Using the records below, count the lines containing "Tyrant" and give only the total.

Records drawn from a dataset
★ ★ ★ ★

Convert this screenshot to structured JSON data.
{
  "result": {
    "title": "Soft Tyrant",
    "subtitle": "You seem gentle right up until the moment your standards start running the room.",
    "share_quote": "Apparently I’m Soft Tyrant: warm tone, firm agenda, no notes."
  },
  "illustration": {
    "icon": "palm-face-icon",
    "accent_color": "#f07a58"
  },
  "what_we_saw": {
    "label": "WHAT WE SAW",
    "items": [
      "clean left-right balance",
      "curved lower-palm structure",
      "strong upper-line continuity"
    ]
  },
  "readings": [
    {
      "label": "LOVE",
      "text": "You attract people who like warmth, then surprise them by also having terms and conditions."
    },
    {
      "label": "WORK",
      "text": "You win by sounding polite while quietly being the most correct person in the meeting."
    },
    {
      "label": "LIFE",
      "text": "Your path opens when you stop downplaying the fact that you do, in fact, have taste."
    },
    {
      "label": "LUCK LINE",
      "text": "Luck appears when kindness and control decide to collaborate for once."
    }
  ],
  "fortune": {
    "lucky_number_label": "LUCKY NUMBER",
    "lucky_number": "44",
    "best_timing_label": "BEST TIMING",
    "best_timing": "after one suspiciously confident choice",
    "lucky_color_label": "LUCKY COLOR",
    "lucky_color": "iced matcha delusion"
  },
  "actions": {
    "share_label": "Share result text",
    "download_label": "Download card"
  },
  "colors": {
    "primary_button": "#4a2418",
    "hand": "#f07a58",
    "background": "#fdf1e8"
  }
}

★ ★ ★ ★

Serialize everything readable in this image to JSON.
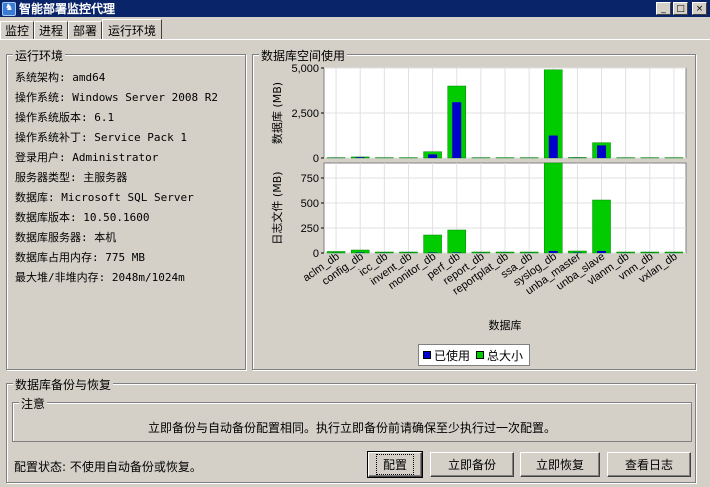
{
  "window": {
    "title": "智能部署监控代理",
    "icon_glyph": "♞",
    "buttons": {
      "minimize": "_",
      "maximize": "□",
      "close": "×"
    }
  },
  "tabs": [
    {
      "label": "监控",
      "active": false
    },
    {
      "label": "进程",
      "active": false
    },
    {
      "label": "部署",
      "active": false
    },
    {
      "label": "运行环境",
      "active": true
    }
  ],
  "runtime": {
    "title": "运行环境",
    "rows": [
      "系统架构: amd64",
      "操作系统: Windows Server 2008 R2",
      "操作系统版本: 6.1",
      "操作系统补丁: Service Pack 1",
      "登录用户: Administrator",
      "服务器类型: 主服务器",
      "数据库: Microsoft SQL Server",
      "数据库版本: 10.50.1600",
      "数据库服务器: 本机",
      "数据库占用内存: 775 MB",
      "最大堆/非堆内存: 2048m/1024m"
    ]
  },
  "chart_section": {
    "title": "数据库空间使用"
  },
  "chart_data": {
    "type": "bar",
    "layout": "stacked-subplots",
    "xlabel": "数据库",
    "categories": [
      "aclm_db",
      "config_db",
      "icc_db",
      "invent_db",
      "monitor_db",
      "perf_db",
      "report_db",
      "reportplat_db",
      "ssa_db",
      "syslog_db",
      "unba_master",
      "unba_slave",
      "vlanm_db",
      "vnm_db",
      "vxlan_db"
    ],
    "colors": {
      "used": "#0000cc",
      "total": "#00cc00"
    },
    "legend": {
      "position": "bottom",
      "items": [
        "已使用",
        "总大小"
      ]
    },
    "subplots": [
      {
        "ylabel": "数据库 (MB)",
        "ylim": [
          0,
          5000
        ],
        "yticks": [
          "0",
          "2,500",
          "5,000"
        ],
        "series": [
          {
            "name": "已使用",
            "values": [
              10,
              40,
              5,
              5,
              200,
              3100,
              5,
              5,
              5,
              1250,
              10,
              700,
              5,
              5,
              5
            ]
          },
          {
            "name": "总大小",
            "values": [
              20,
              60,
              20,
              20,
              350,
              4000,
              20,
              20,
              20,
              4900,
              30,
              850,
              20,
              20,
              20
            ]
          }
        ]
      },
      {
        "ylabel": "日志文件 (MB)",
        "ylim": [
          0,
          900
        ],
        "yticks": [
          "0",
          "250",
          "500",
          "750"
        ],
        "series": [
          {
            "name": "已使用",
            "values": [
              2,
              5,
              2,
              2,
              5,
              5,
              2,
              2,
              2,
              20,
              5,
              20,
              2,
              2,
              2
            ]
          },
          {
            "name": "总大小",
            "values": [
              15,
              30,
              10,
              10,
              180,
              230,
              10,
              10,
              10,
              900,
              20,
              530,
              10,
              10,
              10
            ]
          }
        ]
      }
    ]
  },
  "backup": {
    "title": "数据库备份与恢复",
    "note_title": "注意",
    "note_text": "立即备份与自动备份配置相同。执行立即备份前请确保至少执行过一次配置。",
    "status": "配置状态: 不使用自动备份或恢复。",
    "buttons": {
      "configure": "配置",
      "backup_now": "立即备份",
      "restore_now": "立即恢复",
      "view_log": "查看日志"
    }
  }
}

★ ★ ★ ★

ANSWER BOX:
2